» Your objective: Please state the number of lines in the listing that contain the word "days", and nothing else.

___ Input ___

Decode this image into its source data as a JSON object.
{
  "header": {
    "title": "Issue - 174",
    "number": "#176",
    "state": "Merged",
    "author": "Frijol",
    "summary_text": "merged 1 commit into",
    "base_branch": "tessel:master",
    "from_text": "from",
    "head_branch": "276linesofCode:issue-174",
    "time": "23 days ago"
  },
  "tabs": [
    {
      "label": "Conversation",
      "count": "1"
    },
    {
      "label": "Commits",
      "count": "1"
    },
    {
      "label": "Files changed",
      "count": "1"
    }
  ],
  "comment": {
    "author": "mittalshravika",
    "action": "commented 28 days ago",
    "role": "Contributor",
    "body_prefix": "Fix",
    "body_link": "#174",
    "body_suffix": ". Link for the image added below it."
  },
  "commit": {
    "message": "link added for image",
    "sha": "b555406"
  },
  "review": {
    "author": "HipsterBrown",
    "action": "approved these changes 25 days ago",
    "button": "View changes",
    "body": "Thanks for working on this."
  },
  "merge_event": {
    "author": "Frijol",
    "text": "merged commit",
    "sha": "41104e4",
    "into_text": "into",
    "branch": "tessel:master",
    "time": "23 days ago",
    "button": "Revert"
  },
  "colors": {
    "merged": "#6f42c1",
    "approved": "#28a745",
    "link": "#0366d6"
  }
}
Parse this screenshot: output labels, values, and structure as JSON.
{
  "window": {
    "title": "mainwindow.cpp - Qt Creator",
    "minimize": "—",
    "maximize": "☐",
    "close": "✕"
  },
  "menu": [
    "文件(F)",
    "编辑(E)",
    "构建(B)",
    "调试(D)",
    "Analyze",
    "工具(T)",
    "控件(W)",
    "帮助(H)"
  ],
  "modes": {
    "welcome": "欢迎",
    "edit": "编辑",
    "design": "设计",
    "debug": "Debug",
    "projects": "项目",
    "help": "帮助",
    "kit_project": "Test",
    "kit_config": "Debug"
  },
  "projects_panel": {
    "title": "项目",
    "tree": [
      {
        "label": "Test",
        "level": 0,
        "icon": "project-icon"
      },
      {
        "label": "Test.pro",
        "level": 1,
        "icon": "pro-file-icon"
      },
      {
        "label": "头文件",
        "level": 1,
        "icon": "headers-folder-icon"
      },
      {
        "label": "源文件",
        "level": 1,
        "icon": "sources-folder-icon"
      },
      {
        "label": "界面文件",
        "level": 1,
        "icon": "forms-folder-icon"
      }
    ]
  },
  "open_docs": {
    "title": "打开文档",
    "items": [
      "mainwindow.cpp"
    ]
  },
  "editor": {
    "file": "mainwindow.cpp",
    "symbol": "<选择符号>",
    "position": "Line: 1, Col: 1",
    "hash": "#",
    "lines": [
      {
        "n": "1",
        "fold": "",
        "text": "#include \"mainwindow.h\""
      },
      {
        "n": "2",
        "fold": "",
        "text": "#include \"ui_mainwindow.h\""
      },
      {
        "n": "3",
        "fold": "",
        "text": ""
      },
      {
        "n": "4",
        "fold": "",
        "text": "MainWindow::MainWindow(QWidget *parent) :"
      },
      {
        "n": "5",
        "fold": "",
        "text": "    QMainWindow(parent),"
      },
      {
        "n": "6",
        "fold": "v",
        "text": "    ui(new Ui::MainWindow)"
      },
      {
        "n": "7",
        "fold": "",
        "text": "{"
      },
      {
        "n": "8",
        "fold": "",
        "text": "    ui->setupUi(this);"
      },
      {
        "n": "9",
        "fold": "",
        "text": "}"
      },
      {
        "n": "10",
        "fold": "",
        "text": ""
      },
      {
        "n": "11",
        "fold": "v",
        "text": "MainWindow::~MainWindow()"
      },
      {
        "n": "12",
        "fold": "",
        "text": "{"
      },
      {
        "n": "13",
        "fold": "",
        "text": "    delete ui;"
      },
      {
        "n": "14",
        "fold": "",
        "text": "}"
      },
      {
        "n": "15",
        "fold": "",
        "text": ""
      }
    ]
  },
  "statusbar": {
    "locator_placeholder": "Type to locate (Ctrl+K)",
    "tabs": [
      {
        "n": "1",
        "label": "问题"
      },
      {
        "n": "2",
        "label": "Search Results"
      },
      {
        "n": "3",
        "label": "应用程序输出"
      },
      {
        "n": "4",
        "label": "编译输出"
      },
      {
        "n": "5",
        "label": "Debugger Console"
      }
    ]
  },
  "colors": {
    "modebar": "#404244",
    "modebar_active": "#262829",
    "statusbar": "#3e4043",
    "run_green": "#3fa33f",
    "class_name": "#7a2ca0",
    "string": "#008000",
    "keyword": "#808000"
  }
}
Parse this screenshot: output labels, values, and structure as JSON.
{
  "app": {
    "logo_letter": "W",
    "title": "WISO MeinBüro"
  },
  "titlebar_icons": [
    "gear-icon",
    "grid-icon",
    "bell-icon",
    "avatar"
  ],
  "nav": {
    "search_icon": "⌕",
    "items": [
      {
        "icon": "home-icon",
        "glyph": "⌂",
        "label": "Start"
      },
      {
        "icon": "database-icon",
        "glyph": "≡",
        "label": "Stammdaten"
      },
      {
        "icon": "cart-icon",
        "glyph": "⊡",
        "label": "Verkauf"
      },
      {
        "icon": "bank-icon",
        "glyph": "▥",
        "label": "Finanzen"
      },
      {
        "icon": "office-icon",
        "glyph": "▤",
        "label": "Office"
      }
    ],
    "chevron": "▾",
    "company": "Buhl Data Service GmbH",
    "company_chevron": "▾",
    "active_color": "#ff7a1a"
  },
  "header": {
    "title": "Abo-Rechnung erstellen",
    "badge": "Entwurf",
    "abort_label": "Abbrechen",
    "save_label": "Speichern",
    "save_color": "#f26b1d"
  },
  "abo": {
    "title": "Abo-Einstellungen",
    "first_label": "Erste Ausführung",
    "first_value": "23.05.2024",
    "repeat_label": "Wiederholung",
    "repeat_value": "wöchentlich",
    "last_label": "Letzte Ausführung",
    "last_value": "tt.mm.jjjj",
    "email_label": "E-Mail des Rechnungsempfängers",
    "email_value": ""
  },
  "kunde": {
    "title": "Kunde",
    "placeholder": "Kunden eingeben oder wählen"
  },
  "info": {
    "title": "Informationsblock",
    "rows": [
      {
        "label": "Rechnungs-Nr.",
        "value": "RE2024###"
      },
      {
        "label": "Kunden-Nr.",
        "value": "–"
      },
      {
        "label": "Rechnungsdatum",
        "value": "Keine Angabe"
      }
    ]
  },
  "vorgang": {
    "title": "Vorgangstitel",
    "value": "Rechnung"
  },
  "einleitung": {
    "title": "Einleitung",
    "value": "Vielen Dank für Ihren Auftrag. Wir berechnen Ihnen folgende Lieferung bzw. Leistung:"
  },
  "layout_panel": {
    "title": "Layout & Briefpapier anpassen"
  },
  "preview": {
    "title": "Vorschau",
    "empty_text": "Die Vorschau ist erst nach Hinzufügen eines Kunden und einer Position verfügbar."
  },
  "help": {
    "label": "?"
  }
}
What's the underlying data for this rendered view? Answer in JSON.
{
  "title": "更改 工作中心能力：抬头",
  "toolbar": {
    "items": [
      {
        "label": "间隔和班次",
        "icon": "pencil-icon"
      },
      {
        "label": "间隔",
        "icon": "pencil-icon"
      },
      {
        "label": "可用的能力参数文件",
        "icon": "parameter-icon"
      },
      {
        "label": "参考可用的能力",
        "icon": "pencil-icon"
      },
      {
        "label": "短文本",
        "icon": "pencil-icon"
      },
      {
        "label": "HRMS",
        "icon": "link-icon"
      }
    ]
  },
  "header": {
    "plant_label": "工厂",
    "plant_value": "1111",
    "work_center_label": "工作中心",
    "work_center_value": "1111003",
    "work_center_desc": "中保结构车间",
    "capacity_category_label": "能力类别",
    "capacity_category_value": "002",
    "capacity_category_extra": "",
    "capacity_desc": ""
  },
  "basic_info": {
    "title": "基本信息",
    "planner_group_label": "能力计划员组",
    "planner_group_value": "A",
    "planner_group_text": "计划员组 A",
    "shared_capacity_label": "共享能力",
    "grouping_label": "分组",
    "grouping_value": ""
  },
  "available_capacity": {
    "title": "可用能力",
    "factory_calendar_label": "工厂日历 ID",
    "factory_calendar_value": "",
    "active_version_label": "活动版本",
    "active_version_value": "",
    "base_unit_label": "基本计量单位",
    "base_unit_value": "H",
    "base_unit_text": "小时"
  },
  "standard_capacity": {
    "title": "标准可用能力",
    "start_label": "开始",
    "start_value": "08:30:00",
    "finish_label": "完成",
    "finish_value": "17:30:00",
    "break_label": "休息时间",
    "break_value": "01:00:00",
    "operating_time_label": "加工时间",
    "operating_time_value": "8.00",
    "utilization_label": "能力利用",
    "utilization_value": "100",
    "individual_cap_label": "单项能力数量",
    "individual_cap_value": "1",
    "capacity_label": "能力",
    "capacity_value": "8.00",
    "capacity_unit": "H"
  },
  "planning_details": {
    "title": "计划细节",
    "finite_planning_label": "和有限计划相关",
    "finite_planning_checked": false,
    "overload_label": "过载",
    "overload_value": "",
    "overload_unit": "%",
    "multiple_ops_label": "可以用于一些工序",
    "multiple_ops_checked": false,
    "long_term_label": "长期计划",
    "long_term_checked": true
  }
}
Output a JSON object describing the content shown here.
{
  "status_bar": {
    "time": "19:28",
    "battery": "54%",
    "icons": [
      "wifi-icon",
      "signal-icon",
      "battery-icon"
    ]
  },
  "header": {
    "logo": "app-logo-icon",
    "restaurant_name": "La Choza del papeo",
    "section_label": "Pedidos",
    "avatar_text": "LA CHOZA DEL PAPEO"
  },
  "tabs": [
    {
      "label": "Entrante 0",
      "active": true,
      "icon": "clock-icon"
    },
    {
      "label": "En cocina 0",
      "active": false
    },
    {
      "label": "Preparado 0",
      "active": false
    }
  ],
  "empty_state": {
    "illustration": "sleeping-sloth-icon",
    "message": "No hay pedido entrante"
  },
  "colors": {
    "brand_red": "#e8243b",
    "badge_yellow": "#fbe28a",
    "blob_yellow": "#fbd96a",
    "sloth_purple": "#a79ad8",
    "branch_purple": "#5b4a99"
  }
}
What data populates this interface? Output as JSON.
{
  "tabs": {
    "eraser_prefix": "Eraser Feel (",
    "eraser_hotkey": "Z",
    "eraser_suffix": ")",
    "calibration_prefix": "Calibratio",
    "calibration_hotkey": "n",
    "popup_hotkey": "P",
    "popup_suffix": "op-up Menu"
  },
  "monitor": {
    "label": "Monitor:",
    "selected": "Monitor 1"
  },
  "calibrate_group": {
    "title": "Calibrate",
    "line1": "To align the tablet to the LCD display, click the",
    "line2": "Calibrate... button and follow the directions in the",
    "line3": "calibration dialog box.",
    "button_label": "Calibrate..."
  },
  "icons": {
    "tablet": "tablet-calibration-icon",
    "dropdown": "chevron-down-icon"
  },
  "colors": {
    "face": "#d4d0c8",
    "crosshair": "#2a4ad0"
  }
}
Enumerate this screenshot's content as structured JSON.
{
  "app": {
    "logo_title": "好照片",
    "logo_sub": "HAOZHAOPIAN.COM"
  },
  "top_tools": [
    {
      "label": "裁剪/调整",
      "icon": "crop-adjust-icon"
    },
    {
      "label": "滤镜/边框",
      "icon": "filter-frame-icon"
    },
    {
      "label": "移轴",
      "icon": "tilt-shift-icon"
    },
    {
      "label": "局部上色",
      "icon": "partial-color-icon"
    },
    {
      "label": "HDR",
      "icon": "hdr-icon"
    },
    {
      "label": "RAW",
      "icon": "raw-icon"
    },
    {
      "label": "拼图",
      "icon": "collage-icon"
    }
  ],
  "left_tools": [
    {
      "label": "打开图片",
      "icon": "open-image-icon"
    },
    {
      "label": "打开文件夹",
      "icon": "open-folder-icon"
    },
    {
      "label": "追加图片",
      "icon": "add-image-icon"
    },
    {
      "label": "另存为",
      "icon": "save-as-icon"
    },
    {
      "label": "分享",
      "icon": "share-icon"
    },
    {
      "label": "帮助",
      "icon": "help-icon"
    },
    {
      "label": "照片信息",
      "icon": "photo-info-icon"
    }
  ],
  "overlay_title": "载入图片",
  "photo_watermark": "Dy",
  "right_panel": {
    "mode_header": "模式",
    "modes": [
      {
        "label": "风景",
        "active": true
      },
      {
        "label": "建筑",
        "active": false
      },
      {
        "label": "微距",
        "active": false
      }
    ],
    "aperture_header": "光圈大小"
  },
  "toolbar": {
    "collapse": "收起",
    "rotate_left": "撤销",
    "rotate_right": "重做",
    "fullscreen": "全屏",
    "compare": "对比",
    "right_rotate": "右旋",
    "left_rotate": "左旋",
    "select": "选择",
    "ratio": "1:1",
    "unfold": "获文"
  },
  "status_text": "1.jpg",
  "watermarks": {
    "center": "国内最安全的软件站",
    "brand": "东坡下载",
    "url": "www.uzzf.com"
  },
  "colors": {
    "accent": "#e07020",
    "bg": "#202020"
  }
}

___

» Reply: 4